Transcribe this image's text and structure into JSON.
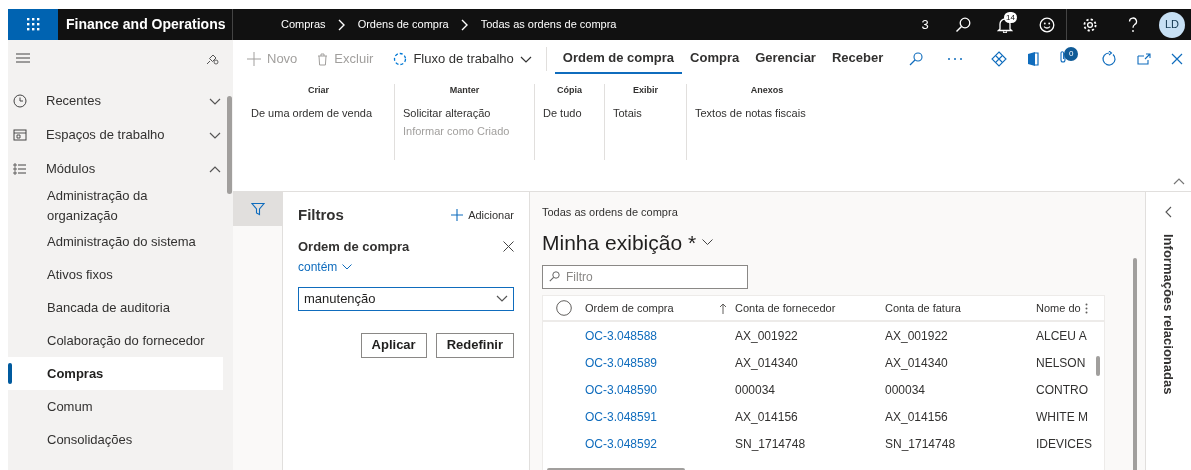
{
  "header": {
    "app_title": "Finance and Operations",
    "breadcrumbs": [
      "Compras",
      "Ordens de compra",
      "Todas as ordens de compra"
    ],
    "company": "3",
    "notification_count": "14",
    "avatar": "LD"
  },
  "sidebar": {
    "nav": [
      {
        "label": "Recentes",
        "kind": "clock",
        "expanded": false
      },
      {
        "label": "Espaços de trabalho",
        "kind": "workspace",
        "expanded": false
      },
      {
        "label": "Módulos",
        "kind": "list",
        "expanded": true
      }
    ],
    "modules": [
      {
        "label": "Administração da organização",
        "selected": false
      },
      {
        "label": "Administração do sistema",
        "selected": false
      },
      {
        "label": "Ativos fixos",
        "selected": false
      },
      {
        "label": "Bancada de auditoria",
        "selected": false
      },
      {
        "label": "Colaboração do fornecedor",
        "selected": false
      },
      {
        "label": "Compras",
        "selected": true
      },
      {
        "label": "Comum",
        "selected": false
      },
      {
        "label": "Consolidações",
        "selected": false
      }
    ]
  },
  "action_pane": {
    "buttons": [
      {
        "label": "Novo",
        "kind": "new",
        "disabled": true
      },
      {
        "label": "Excluir",
        "kind": "delete",
        "disabled": true
      },
      {
        "label": "Fluxo de trabalho",
        "kind": "workflow",
        "disabled": false
      }
    ],
    "tabs": [
      {
        "label": "Ordem de compra",
        "selected": true
      },
      {
        "label": "Compra",
        "selected": false
      },
      {
        "label": "Gerenciar",
        "selected": false
      },
      {
        "label": "Receber",
        "selected": false
      }
    ],
    "attachments_count": "0",
    "groups": [
      {
        "title": "Criar",
        "items": [
          {
            "label": "De uma ordem de venda",
            "disabled": false
          }
        ]
      },
      {
        "title": "Manter",
        "items": [
          {
            "label": "Solicitar alteração",
            "disabled": false
          },
          {
            "label": "Informar como Criado",
            "disabled": true
          }
        ]
      },
      {
        "title": "Cópia",
        "items": [
          {
            "label": "De tudo",
            "disabled": false
          }
        ]
      },
      {
        "title": "Exibir",
        "items": [
          {
            "label": "Totais",
            "disabled": false
          }
        ]
      },
      {
        "title": "Anexos",
        "items": [
          {
            "label": "Textos de notas fiscais",
            "disabled": false
          }
        ]
      }
    ]
  },
  "filters": {
    "title": "Filtros",
    "add_label": "Adicionar",
    "field": "Ordem de compra",
    "operator": "contém",
    "value": "manutenção",
    "buttons": [
      "Aplicar",
      "Redefinir"
    ]
  },
  "grid": {
    "caption": "Todas as ordens de compra",
    "view": "Minha exibição *",
    "search": {
      "placeholder": "Filtro"
    },
    "select_all_checked": false,
    "columns": [
      "Ordem de compra",
      "Conta de fornecedor",
      "Conta de fatura",
      "Nome do"
    ],
    "rows": [
      [
        "OC-3.048588",
        "AX_001922",
        "AX_001922",
        "ALCEU A"
      ],
      [
        "OC-3.048589",
        "AX_014340",
        "AX_014340",
        "NELSON"
      ],
      [
        "OC-3.048590",
        "000034",
        "000034",
        "CONTRO"
      ],
      [
        "OC-3.048591",
        "AX_014156",
        "AX_014156",
        "WHITE M"
      ],
      [
        "OC-3.048592",
        "SN_1714748",
        "SN_1714748",
        "IDEVICES"
      ]
    ]
  },
  "related_panel": {
    "title": "Informações relacionadas"
  }
}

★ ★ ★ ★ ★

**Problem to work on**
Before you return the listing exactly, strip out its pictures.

**Answer to this task**
Transcribe this image's text and structure into JSON.
{
  "header": {
    "app_title": "Finance and Operations",
    "breadcrumbs": [
      "Compras",
      "Ordens de compra",
      "Todas as ordens de compra"
    ],
    "company": "3",
    "notification_count": "14",
    "avatar": "LD"
  },
  "sidebar": {
    "nav": [
      {
        "label": "Recentes",
        "kind": "clock",
        "expanded": false
      },
      {
        "label": "Espaços de trabalho",
        "kind": "workspace",
        "expanded": false
      },
      {
        "label": "Módulos",
        "kind": "list",
        "expanded": true
      }
    ],
    "modules": [
      {
        "label": "Administração da organização",
        "selected": false
      },
      {
        "label": "Administração do sistema",
        "selected": false
      },
      {
        "label": "Ativos fixos",
        "selected": false
      },
      {
        "label": "Bancada de auditoria",
        "selected": false
      },
      {
        "label": "Colaboração do fornecedor",
        "selected": false
      },
      {
        "label": "Compras",
        "selected": true
      },
      {
        "label": "Comum",
        "selected": false
      },
      {
        "label": "Consolidações",
        "selected": false
      }
    ]
  },
  "action_pane": {
    "buttons": [
      {
        "label": "Novo",
        "kind": "new",
        "disabled": true
      },
      {
        "label": "Excluir",
        "kind": "delete",
        "disabled": true
      },
      {
        "label": "Fluxo de trabalho",
        "kind": "workflow",
        "disabled": false
      }
    ],
    "tabs": [
      {
        "label": "Ordem de compra",
        "selected": true
      },
      {
        "label": "Compra",
        "selected": false
      },
      {
        "label": "Gerenciar",
        "selected": false
      },
      {
        "label": "Receber",
        "selected": false
      }
    ],
    "attachments_count": "0",
    "groups": [
      {
        "title": "Criar",
        "items": [
          {
            "label": "De uma ordem de venda",
            "disabled": false
          }
        ]
      },
      {
        "title": "Manter",
        "items": [
          {
            "label": "Solicitar alteração",
            "disabled": false
          },
          {
            "label": "Informar como Criado",
            "disabled": true
          }
        ]
      },
      {
        "title": "Cópia",
        "items": [
          {
            "label": "De tudo",
            "disabled": false
          }
        ]
      },
      {
        "title": "Exibir",
        "items": [
          {
            "label": "Totais",
            "disabled": false
          }
        ]
      },
      {
        "title": "Anexos",
        "items": [
          {
            "label": "Textos de notas fiscais",
            "disabled": false
          }
        ]
      }
    ]
  },
  "filters": {
    "title": "Filtros",
    "add_label": "Adicionar",
    "field": "Ordem de compra",
    "operator": "contém",
    "value": "manutenção",
    "buttons": [
      "Aplicar",
      "Redefinir"
    ]
  },
  "grid": {
    "caption": "Todas as ordens de compra",
    "view": "Minha exibição *",
    "search": {
      "placeholder": "Filtro"
    },
    "select_all_checked": false,
    "columns": [
      "Ordem de compra",
      "Conta de fornecedor",
      "Conta de fatura",
      "Nome do"
    ],
    "rows": [
      [
        "OC-3.048588",
        "AX_001922",
        "AX_001922",
        "ALCEU A"
      ],
      [
        "OC-3.048589",
        "AX_014340",
        "AX_014340",
        "NELSON"
      ],
      [
        "OC-3.048590",
        "000034",
        "000034",
        "CONTRO"
      ],
      [
        "OC-3.048591",
        "AX_014156",
        "AX_014156",
        "WHITE M"
      ],
      [
        "OC-3.048592",
        "SN_1714748",
        "SN_1714748",
        "IDEVICES"
      ]
    ]
  },
  "related_panel": {
    "title": "Informações relacionadas"
  }
}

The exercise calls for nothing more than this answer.